Fuel-based process heating systems are common in nearly every industry segment, and include furnaces like ovens, heaters, kilns, and melters, but also the surface treatment in ambient air. Typical fuel-based furnaces include the following:

  • Atmosphere generators. Used to prepare and/or condition protective atmospheres. Processes include the manufacture of endothermic gas used primarily to protect steel and iron during processing, and exothermic gas used to protect metals, but also to purge oxygen or volatile gases from con ned areas.
  • Blast furnaces. Furnaces that burn solid fuel with a blast of air, often used to smelt ore.
  • Crucible furnaces. A furnace in which the heated materials are held in a refractory vessel for processes such as melting or calcining.
  • Dryer. A device that removes free water, or other volatile components, from materials through direct or indirect heating. Dryers can be grouped into several categories based on factors such as continuous versus batch operation, type of material handling system, or source of heat generation.
  • Indirect process heaters. Used to indirectly heat a variety of materials by remotely heating and circulating a heat transfer uid.
  • Kilns. A furnace used to bake, dry, and re ceramic ware or wood. Kilns are also used for
    Heat treating furnace (Hotfoil-EHS)
    calcining ores.
  • Lehrs. An enclosed oven or furnace used for annealing, or other forms of heat treatment, particularly in glass manufacturing. Lehrs may be the open type (in which the flame comes in contact with the ware), or the muffle type.
  • Muffle furnaces. A furnace in which heat is applied to the outside of a refractory chamber or another enclosure containing the heated material that is enveloped by the hot gases. The heat must reach the charge by flowing through the walls of the container.
  • Ovens. A furnace-like chamber in which substances are heated for purposes, such as baking, annealing, curing, and drying. Heated systems can use forced convection or infrared.
  • Radiant-tube heat-treating furnaces. Used for processing iron, steel, and aluminum under a controlled atmosphere. The flame is contained within tubes that radiate heat to the work. Processes include carburizing, hardening, carbo-nitriding, and austempering. The atmosphere may be inert, reducing, or oxidizing.
  • Reverberatory furnaces. Furnaces in which open flames heat the upper portion of a chamber (crown). Heat is transferred to the material mainly by radiation ( flame, reflection of the flame by the crown) and convection (combustion gases).
  • Salt bath furnaces. Metal pot furnaces filled with molten salt where heat is applied to the outside of the pot or inside of the pot by radiant tube. Salt bath furnaces are used for processes such as heat treating metals and curing plastics and rubber.
  • Solid waste incinerators.
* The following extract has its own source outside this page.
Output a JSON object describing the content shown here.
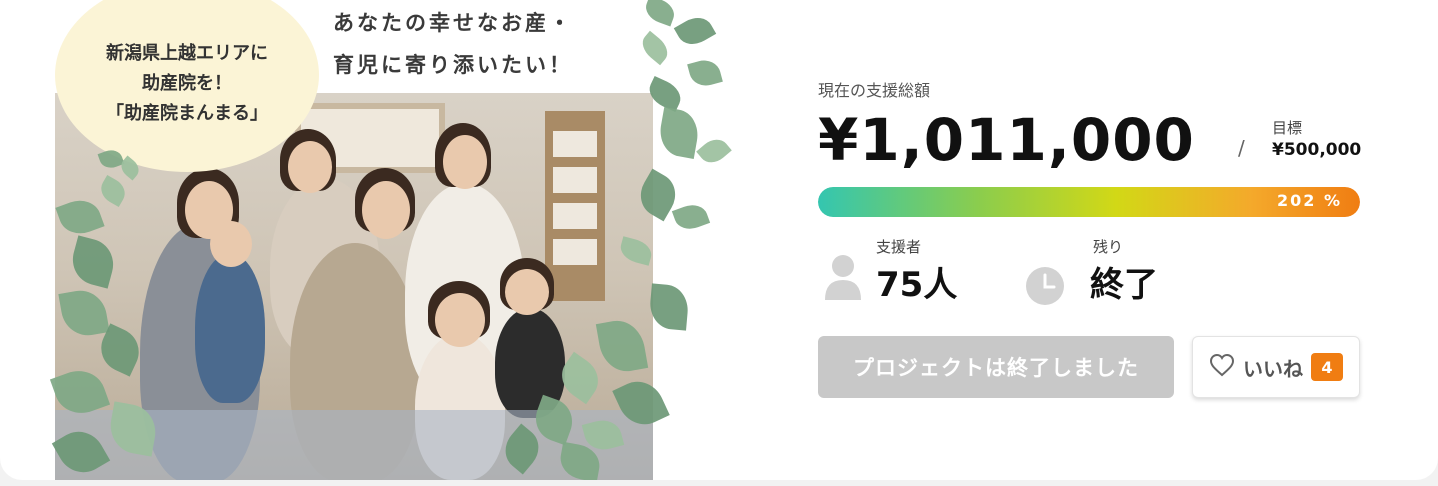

Used to dispose of solid waste material through burning.
  • Thermal oxidizers. Used to oxidize volatile organic compounds (VOC) in various industrial waste streams. Processes include paint and polymer curing and/or drying.